With 1,200 properties across the five Panhandle counties, Scott Seay, CEO of Southern Vacation Rentals, said he offered assistance with the safety plans that were submitted in the last few days. 

“We all live here, and we also don’t want to put anyone’s life in danger,” he said. “We’re preparing our properties as if our kids were staying there.”

Trevor Ladner, owner of White Sand Vacation Rentals said he’s thrilled to see any movement on short-term rentals. With an inventory of mostly single-family homes, he hasn’t had a reservation since the first week of March. 

New cleaning measures have already been implemented in anticipation of reopening, and Ladner said he won’t be surprised to see guests do their own wipe downs for peace of mind. But he expressed some concern about restricting visitors from hot spots. 

“I totally understand it,” he said. “But being someone who has to enforce (the rule) … that is uncomfortable.”

Another uncomfortable issue is the cancellation policies during a pandemic. Dallas, Texas resident Craig Murray said he wished the governor’s plan included consumer protections. 

“It feels like we’re at the bottom (of priorities),” he said. 

Murray had a family vacation planned for May 10 to May 17 in Walton County when the rental agency canceled his stay and offered him a voucher in lieu of his $964.99 deposit.
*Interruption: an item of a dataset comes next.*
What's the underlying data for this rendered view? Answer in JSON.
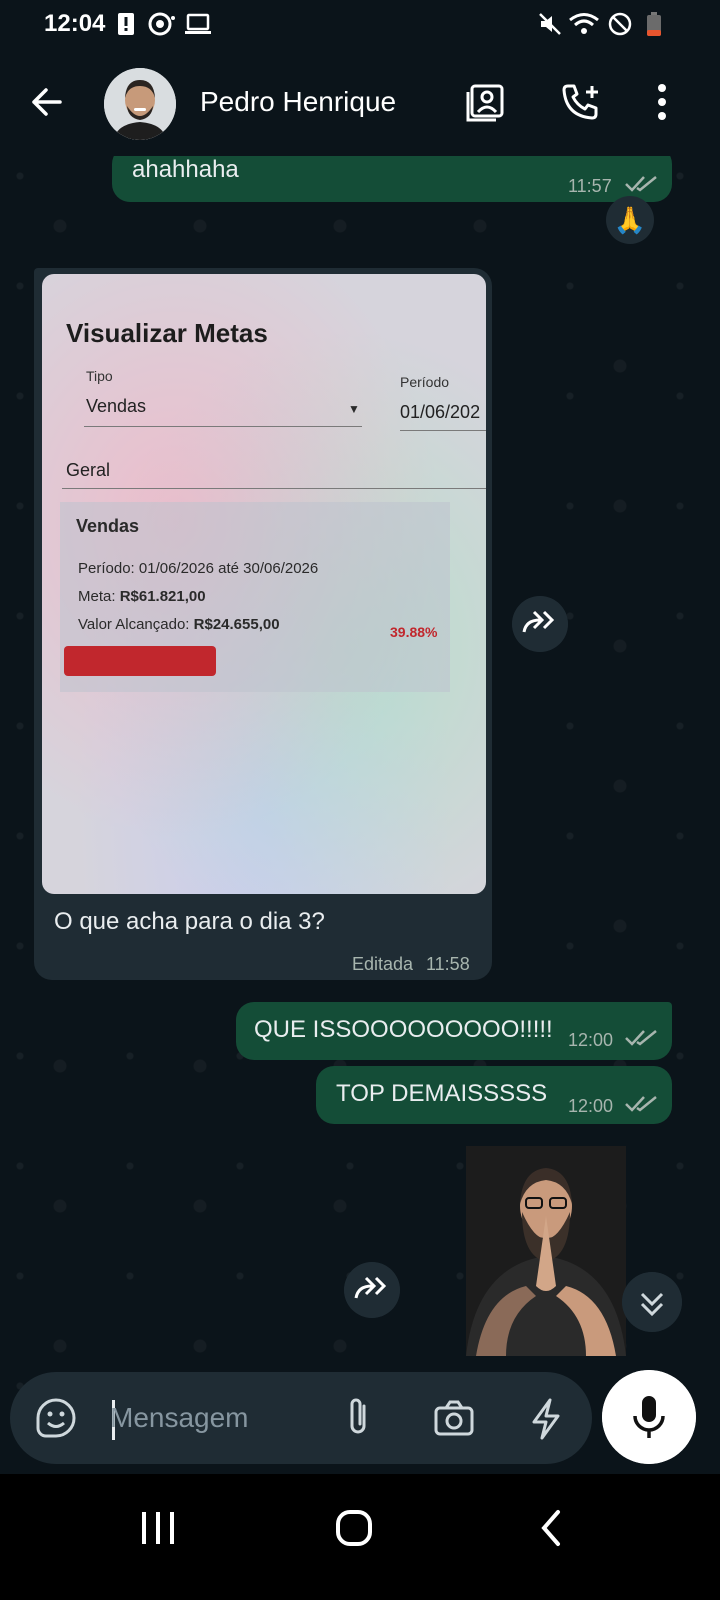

But he says the voucher doesn’t ensure he will get the same stay for the same price and could cost him more in the long run. 

He’s disputed the charge with his credit card company and filed a complaint with the Florida Attorney General’s office, which has sent a letter to the agency. 

For cancellations, Ladner said he’s tried to reschedule people as “a first line of defense,” but ultimately gave refunds for many guests.

“The truth is, it’s no one’s fault,” he said. 

Murray won’t be the only one missing a Florida vacation. With the pandemic and economic collapse, the summer season will be lighter, said Seay. 

“We may see people opting for a long weekend instead of an extended stay,” he said. “I definitely don’t see the season being anything like the past.” 


Jennie joined WUWF in 2018 as digital content producer and reporter.